How ‘Solvency Theater’ and Valuation Tricks Are Keeping the ‘Everything Bubble’ Inflated
Managers are praying for the economy to recover before they have to mark investments “to reality,” argues Arena Investor’s Dan Zwirn.
As the “everything bubble” begins to deflate, Dan Zwirn said he’s seeing the best potential investments since the founding of Arena Investors in 2015. Still, the CEO and CIO of Arena says that so far, only the most speculative investments, such as growth equity and venture capital, have been marked down. That’s because these companies need big infusions of cash, which require accurate disclosures — and independent accountants.
But the limitations of valuation and the lack of transparency in private markets are masking and delaying many other markdowns in leveraged finance and private equity, structured finance, and mortgages and commercial real estate — and potential opportunities. Many managers, who determine the value of assets only on a quarterly basis and in a process that isn’t standardized, are stalling on write-downs. They’re hoping the economy will recover before they have to mark investments “to reality,” as Zwirn described it to Institutional Investor.
Even more significant, he said, firms are also playing games and taking advantage of the their ability to play around when it comes to businesses that are generating positive cash flow.
Zwirn described a simple example of a business worth $10 that has 50 cents of cash flow. “If I lent you $8…your actual equity value is negative. But if I don’t want to talk about it, I can say, ‘give me fifty cents of cash flow and my coupon, and I’ll extend and maybe you’ll give me some warrants and hope the business comes back,’” he explained.
“There’s a lot of discretion effectively available when you have positive cash flow to create a ‘solvency theater.’ And that creates a pretend notion that this might be okay. I’m doing the right thing because I’m supporting the sponsor, as opposed to crystallizing reality.”
But the role of equity in the cap structure is to bear most of both the macroeconomic and idiosyncratic risk. “That’s why it makes the big bucks, so when it’s out of the money, its value, even if still positive, should accrue to the benefit of its creditor,” he said.
Arena estimates that if private sponsor loans were on par with those traded on Wall Street desks in the fourth quarter, the average direct-lending fund would be down 30 percent to 40 percent. “And the entirety of CLO equity would be wiped out 1.5 to 2 times over.”
Still, Arena is seeing potential investments in new issuance and other areas of the market where only a few years ago it was priced out.
“As the reality of the current environment is recognized (i.e., market participants are forced to recognize investments that are actually impaired), we expect to see more compelling opportunities than we have since Arena started in 2015,” Zwirn wrote in his letter.
But Zwirn is no optimist about the current state of affairs.
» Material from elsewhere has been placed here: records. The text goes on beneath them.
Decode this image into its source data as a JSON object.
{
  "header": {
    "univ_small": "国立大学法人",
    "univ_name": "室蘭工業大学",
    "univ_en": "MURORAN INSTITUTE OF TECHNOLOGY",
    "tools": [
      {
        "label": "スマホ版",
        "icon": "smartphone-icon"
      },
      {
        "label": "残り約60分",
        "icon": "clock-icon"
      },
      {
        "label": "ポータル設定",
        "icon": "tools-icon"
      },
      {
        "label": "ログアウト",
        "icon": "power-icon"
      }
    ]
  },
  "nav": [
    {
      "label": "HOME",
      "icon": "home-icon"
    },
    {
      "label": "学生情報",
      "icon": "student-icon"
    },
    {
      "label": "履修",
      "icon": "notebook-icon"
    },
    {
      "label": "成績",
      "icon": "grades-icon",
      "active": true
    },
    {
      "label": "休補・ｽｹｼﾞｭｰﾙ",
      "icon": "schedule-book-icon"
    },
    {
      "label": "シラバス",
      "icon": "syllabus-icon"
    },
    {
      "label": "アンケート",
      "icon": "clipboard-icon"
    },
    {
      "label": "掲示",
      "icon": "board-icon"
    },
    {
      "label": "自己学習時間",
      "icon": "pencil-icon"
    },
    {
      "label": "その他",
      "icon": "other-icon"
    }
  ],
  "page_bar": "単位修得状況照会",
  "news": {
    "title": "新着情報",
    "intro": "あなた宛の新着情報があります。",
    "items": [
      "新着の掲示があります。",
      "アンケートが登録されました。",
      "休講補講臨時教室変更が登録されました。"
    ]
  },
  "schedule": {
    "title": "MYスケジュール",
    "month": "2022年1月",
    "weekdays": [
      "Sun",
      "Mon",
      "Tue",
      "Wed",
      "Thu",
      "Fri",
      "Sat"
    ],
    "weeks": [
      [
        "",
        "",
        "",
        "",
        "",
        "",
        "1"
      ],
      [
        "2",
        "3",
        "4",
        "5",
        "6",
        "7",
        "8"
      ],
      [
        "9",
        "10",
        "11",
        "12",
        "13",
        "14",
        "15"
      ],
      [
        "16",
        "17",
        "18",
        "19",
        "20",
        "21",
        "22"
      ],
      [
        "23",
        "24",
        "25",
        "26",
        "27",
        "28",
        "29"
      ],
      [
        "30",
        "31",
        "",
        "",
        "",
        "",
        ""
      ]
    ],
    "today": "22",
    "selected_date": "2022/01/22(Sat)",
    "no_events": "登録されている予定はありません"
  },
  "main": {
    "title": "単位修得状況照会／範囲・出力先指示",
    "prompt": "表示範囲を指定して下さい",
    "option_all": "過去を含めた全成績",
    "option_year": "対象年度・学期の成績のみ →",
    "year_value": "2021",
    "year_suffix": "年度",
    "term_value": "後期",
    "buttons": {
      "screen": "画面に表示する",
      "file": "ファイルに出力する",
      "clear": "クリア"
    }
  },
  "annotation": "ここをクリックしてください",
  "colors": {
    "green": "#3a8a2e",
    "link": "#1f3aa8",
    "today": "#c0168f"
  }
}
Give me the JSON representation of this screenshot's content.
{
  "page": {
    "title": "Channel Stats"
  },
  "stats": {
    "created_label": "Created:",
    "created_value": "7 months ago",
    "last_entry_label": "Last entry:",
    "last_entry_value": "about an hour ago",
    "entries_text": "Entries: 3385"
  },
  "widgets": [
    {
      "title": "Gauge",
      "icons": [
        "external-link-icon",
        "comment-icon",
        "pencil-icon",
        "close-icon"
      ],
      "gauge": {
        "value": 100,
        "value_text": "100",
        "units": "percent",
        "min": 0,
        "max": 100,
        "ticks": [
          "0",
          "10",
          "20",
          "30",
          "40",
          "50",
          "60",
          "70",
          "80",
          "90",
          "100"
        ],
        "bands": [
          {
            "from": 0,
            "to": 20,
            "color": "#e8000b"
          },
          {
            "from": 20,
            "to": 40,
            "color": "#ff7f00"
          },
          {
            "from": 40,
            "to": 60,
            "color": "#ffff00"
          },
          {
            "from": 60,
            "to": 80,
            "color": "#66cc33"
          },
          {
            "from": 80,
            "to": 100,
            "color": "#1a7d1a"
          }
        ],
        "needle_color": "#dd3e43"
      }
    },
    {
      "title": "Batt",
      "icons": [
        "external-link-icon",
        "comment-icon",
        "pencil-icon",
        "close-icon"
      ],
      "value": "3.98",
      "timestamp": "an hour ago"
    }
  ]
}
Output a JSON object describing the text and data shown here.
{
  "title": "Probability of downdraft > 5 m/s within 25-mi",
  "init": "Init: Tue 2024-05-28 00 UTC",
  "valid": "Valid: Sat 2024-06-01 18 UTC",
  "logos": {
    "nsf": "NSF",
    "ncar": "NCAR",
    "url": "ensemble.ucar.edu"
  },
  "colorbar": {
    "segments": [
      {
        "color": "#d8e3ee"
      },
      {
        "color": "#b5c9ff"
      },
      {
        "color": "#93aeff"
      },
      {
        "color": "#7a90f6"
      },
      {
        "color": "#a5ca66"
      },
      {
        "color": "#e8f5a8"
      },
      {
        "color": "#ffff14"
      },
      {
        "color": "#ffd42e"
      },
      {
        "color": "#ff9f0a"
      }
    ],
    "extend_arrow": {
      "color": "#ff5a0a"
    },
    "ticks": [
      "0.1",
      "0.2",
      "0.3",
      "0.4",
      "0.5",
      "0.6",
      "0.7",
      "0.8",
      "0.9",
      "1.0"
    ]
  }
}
When asked in the interview how long it will take the markets to reset and work through the bubble created by monetary policy tools like quantitative easing as well as enormous global fiscal spending, Zwirn said, “It could easily be a 10 to 15 year period of just grinding through this.”